Another application of DED is coating. By depositing layers of metal onto a substrate, DED can create protective coatings that enhance the surface properties of the component, such as wear resistance or corrosion protection.

DED is also utilized in the additive manufacturing of large-scale metal components. By continuously depositing and solidifying layers of metal, complex structures can be built up, allowing for the creation of custom-designed parts with specific geometries and properties.

One of the advantages of DED is its capability to work with a wide range of materials, including various metals and alloys. This versatility enables the production of components with tailored material properties to meet specific requirements.
DED is often employed in industries such as aerospace, automotive, and energy, where the repair, coating, or fabrication of large-scale metal components is crucial. The ability to add material directly to the substrate provides a cost-effective and efficient solution for repairing or enhancing existing parts, as well as manufacturing new components with complex geometries.

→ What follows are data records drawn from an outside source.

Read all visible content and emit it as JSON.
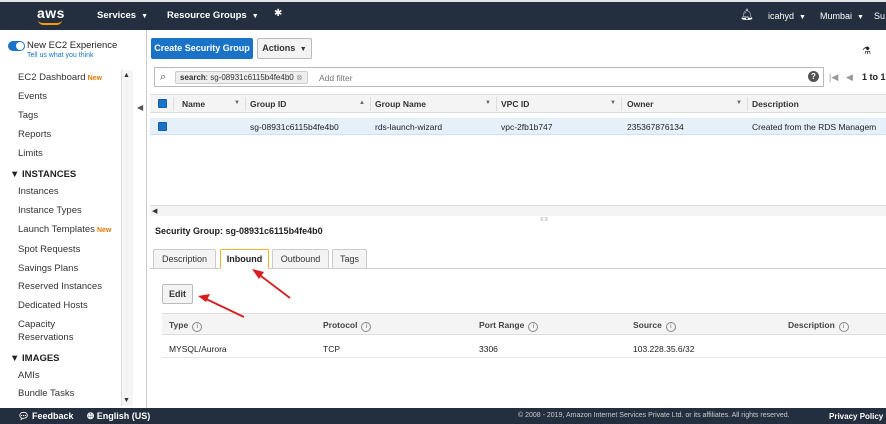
{
  "topbar": {
    "logo": "aws",
    "services": "Services",
    "resource_groups": "Resource Groups",
    "user": "icahyd",
    "region": "Mumbai",
    "support": "Su"
  },
  "sidebar": {
    "new_experience_label": "New EC2 Experience",
    "new_experience_link": "Tell us what you think",
    "items": [
      {
        "label": "EC2 Dashboard",
        "badge": "New"
      },
      {
        "label": "Events"
      },
      {
        "label": "Tags"
      },
      {
        "label": "Reports"
      },
      {
        "label": "Limits"
      }
    ],
    "instances_header": "INSTANCES",
    "instances_items": [
      {
        "label": "Instances"
      },
      {
        "label": "Instance Types"
      },
      {
        "label": "Launch Templates",
        "badge": "New"
      },
      {
        "label": "Spot Requests"
      },
      {
        "label": "Savings Plans"
      },
      {
        "label": "Reserved Instances"
      },
      {
        "label": "Dedicated Hosts"
      },
      {
        "label": "Capacity"
      },
      {
        "label": "Reservations"
      }
    ],
    "images_header": "IMAGES",
    "images_items": [
      {
        "label": "AMIs"
      },
      {
        "label": "Bundle Tasks"
      }
    ]
  },
  "toolbar": {
    "create_label": "Create Security Group",
    "actions_label": "Actions"
  },
  "search": {
    "chip_key": "search",
    "chip_value": ": sg-08931c6115b4fe4b0",
    "placeholder": "Add filter",
    "pager_text": "1 to 1"
  },
  "grid": {
    "columns": [
      "Name",
      "Group ID",
      "Group Name",
      "VPC ID",
      "Owner",
      "Description"
    ],
    "rows": [
      {
        "name": "",
        "group_id": "sg-08931c6115b4fe4b0",
        "group_name": "rds-launch-wizard",
        "vpc_id": "vpc-2fb1b747",
        "owner": "235367876134",
        "description": "Created from the RDS Managem"
      }
    ]
  },
  "detail": {
    "title": "Security Group: sg-08931c6115b4fe4b0",
    "tabs": [
      "Description",
      "Inbound",
      "Outbound",
      "Tags"
    ],
    "active_tab": "Inbound",
    "edit_label": "Edit",
    "rules_columns": [
      "Type",
      "Protocol",
      "Port Range",
      "Source",
      "Description"
    ],
    "rules_rows": [
      {
        "type": "MYSQL/Aurora",
        "protocol": "TCP",
        "port_range": "3306",
        "source": "103.228.35.6/32",
        "description": ""
      }
    ]
  },
  "footer": {
    "feedback": "Feedback",
    "language": "English (US)",
    "copyright": "© 2008 - 2019, Amazon Internet Services Private Ltd. or its affiliates. All rights reserved.",
    "privacy": "Privacy Policy"
  },
  "colors": {
    "topbar": "#232f3e",
    "primary": "#1a73c7",
    "accent": "#f90",
    "annotation_arrow": "#d81e1e"
  }
}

To sum up, metal 3D printing is a revolutionary technology that makes it possible to produce precise, customized, and complex metal components. Metal objects can be created layer by layer using a variety of processes, including Direct Metal Laser Sintering (DMLS), Binder Jetting, Electron Beam Melting (EBM), Selective Laser Melting (SLM), and Directed Energy Deposition (DED). This process offers distinct design opportunities and practical advantages. These techniques for additive manufacturing are used in a variety of sectors, including jewelry, automotive, aerospace, and healthcare. With ongoing developments, metal 3D printing has enormous potential to transform production procedures and spur innovation across a range of industries.